Submitted to: Proceedings of International Research Conference on Methyl Bromide Alternatives
Publication Type: Abstract Only
Publication Acceptance Date: November 7, 1998
Publication Date: N/A

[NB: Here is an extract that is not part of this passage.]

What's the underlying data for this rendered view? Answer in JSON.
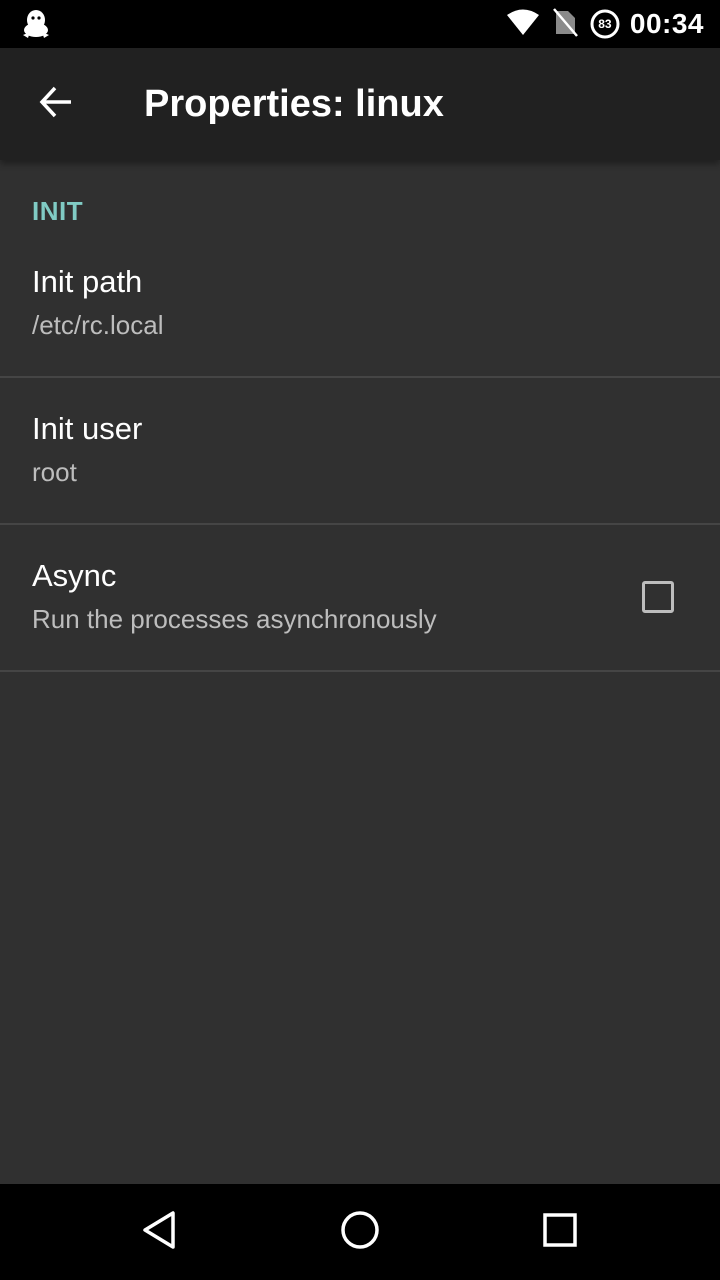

Because of its role in destruction of the ozone layer, the use of methyl bromide is being phased out. In agriculture, methyl bromide is used as a preplant soil fumigant to control a wide variety of plant pests, including plant pathogenic bacteria and fungi, nematodes and weeds. Six permanent scientists at USDA, ARS, Beltsville, MD have been redirected to work on this critical problem. The scientists represent plant pathology, soil science, microbiology, and nematology. Alternatives to methyl bromide that are being investigated include chemical control, the use of beneficial microbes to control pathogens (biological control), the use of botanicals (such as neem oil), physical methods (such as heat), and combinations of these. The crops being studied are those on which the most methyl bromide is used - tomato, strawberry, ornamentals and others. Titles of the projects are: 1) Methyl bromide alternatives for management of soilborne pathogens in ornamental crops, 2) Biological and integrated controls as alternatives to methyl bromide of soilborne wilt pathogens, 3) Biocontrol of soilborne plant pathogens using natural attributes of microbes and their environments, 4) Basis of spermosphere and rhizosphere competence of plant beneficial bacteria, and 5) Identification, metabolism, and bioreactivity of hormones and other bioregulators of nematodes. The projects range from basic research to actual field use of new strategies. Information generated from this research will be used to develop reliable control strategies for plant disease problems without using methyl bromide.